• YOUR ASSIGNMENT
Wherever "name" appears in a line of the listing, report that line.

· · · ·

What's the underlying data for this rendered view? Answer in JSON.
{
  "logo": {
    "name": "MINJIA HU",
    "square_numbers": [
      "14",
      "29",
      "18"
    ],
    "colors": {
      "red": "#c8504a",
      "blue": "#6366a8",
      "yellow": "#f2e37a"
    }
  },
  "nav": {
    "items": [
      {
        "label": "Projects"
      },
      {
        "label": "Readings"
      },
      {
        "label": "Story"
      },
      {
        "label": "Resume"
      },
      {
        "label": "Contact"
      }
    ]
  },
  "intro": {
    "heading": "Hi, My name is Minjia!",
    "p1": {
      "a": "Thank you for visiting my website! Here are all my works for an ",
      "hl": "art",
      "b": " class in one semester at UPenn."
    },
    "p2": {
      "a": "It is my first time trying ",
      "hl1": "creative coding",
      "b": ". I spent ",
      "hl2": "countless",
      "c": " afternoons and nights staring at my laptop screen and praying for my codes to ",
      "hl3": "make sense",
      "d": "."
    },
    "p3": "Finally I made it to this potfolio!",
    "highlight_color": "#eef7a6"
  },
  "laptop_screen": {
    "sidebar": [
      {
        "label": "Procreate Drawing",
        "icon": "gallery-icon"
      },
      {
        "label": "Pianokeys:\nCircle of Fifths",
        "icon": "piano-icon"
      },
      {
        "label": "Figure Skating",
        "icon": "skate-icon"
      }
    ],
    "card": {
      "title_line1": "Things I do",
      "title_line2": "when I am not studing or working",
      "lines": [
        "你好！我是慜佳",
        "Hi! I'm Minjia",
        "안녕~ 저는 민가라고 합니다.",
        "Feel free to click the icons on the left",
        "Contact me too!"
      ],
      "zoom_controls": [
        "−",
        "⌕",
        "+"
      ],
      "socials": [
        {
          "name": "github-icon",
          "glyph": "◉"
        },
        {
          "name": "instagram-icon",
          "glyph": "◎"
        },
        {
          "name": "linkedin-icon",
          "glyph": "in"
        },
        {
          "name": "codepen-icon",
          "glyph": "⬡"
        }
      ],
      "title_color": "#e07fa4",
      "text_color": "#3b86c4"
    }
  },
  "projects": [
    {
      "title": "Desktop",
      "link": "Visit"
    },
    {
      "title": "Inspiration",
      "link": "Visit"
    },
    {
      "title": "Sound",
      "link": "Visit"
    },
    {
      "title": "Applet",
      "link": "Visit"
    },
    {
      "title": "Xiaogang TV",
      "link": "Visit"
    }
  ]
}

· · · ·

• RESULT BELOW
    "name": "MINJIA HU",
    "heading": "Hi, My name is Minjia!",
          "name": "github-icon",
          "name": "instagram-icon",
          "name": "linkedin-icon",
          "name": "codepen-icon",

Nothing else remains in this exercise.